Mark Sabol ’19 experienced firsthand the rigors of a college-level academic setting while still in high school. During his senior year of high school in nearby Seneca County, a science program included trips to observe and engage with researchers at Cornell University’s research laboratories three times a week. Sabol was placed in Cornell’s Adam Bogdanove lab, School of Integrative Plant Science, Plant Pathology and Plant-Microbe Biology, where he impressed his lab supervisor, Sara Carpenter, with a diligence and understanding of the subject matter belying his academic inexperience.
“Sara contacted me when I enrolled at Cornell, and I officially joined the lab in the fall semester of my freshman year,” Sabol says.
Having spent his childhood in a largely rural region in Upstate New York, Sabol naturally developed a keen interest in farming techniques and applied to Cornell as an agricultural science major. Once here, however, he realized his interests lay more specifically in plant pathology, a related field that puts emphasis on analyzing food crops and devising techniques to increase their resistance to diseases.
“Analyzing the pathogens affecting these food crops helps us determine what mechanisms they’re using and how we can alter this process to protect the crops.”
How Pathogens Invade Crops, Causing Disease
At the Bogdanove lab, Sabol analyzes bacteria leaf streak and bacteria leaf blight, two pathogens that regularly damage rice crops throughout the world. The bacteria secrete specific proteins into plant cells known as transcription activator-like effectors (TALEs). TALEs travel to the plant cell nucleus, bind to specific DNA sequences in the plant genome, and increase the levels of expression of nearby genes. Some of these changes in gene expression make the plant susceptible to further invasion by the bacteria and disease development. Identifying the TALEs' target—the genes that are turned up—and how those genes function will help scientists develop new ways to prevent disease.

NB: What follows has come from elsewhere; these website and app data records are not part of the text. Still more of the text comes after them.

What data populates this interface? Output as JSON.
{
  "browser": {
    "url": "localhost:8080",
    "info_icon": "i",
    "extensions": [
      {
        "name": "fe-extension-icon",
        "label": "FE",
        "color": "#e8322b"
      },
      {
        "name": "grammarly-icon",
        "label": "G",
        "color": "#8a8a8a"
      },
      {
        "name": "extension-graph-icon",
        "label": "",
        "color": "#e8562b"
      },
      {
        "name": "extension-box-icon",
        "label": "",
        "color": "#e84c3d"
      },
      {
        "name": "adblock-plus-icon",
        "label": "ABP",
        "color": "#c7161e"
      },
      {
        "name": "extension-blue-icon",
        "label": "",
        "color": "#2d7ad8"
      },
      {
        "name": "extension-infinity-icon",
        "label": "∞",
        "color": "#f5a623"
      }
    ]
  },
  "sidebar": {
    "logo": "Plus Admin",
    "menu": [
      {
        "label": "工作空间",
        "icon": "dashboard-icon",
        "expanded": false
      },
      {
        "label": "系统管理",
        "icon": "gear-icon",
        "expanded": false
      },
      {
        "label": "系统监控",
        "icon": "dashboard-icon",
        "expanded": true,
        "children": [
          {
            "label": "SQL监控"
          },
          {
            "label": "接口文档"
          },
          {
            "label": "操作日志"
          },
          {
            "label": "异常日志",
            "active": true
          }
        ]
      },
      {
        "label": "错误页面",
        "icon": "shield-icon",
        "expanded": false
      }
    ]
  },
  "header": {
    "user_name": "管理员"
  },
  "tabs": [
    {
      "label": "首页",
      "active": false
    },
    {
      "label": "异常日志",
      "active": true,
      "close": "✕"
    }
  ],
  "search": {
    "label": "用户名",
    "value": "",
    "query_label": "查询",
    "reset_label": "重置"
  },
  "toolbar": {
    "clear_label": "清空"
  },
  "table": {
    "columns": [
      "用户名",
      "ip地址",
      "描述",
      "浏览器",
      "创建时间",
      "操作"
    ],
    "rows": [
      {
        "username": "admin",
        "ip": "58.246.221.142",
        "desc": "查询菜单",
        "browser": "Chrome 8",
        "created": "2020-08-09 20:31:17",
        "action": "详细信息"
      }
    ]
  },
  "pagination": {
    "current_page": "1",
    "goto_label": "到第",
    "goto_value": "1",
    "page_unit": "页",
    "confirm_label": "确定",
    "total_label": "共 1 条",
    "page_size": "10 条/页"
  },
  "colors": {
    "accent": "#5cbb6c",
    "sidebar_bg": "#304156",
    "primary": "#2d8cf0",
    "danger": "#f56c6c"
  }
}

The exact sequence of DNA to which a TAL effector binds is determined by a region of the protein known as the central repeat region (CRR), which contains a number of tandem repeats. These repeats are most often composed of 34 amino acids, which form the fundamental building blocks of proteins. The twelfth and thirteenth amino acids in each repeat vary and together determine to which nucleotide—the fundamental constituents of DNA—the repeat binds. TALEs evolve to target different DNA sequences in the plant by exchanging blocks of repeats and by changing the amino acids at positions 12 and 13. This modular mechanism of DNA recognition allows researchers to engineer TALEs to bind new DNA sequences simply by assembling repeats with the necessary amino acids into a custom CRR.
Protecting Rice against Pathogens
Sabol is working on one of the primary methods for improving rice resistance to pathogens, using TALEs. The method entails identifying TALE binding sites in the rice genome and consequently breeding naturally occurring sequence variants at the site. Or it could also mean directly changing the DNA sequence at those sites through genome editing—preventing TALEs from binding and activating the susceptibility genes. Sabol explains that the process involves designing and building custom repeats with different amino acids at positions 12 and 13 and using them to make designer TAL effectors (dTALEs).
These dTALEs are then utilized to provide data for TALE binding site prediction programs. Using these programs, plant pathologists can input the amino acid sequences of TAL effectors found in the bacteria and predict potential binding sites in rice. Once tested and confirmed, these predicted sites can then be modified through breeding or genome editing, and the resulting rice lines can be tested for their ability to better withstand bacterial attack.
Although the process seems straightforward, Sabol adds that new challenges constantly emerge as he progresses with his work. For example, he is researching the effect of neighboring genetic sequences on the preferential binding process.
“I have learnt to appreciate the level of sophisticated technology which I get to handle, in terms of both equipment and the specifics of research, on an everyday basis.”
“In certain cases, we have observed that while there is a 90 percent chance that a bacterial protein will bind with the predicted genetic sequence in the crop cell, it may sometimes bind with an entirely different sequence along the cell’s DNA strand. We know that the neighboring genetic sequences have a decisive impact on this process, and we’re currently evaluating how exactly they affect the binding process.”
The Joy of Using Innovative Technology
Sabol’s favorite part of the research process, he states, is the constant engagement with cutting-edge technology and newer, improved methods of analyzing food crops and genetic engineering. “Whenever I find out about a new process or piece of technology which I can use in the lab, I’m eager to see how I can incorporate it into my work and how it can help me improve my research. As someone who did not experience any significant exposure to scientific research before Cornell, I have learnt to appreciate the level of sophisticated technology which I get to handle, in terms of both equipment and the specifics of research, on an everyday basis.”
Although he had initially planned to pursue graduate school upon completing his undergraduate degree, Sabol says he has re-evaluated his decision and now plans to work at a research facility after his senior year. In the longer term, he aims to found an entrepreneurial venture through which he can make a significant positive impact in the food security sector.
“If food security problems are solved, I’m confident that a lot of other issues arising from them, including food-related conflicts and economic imbalances, can be simultaneously dealt with,” he says.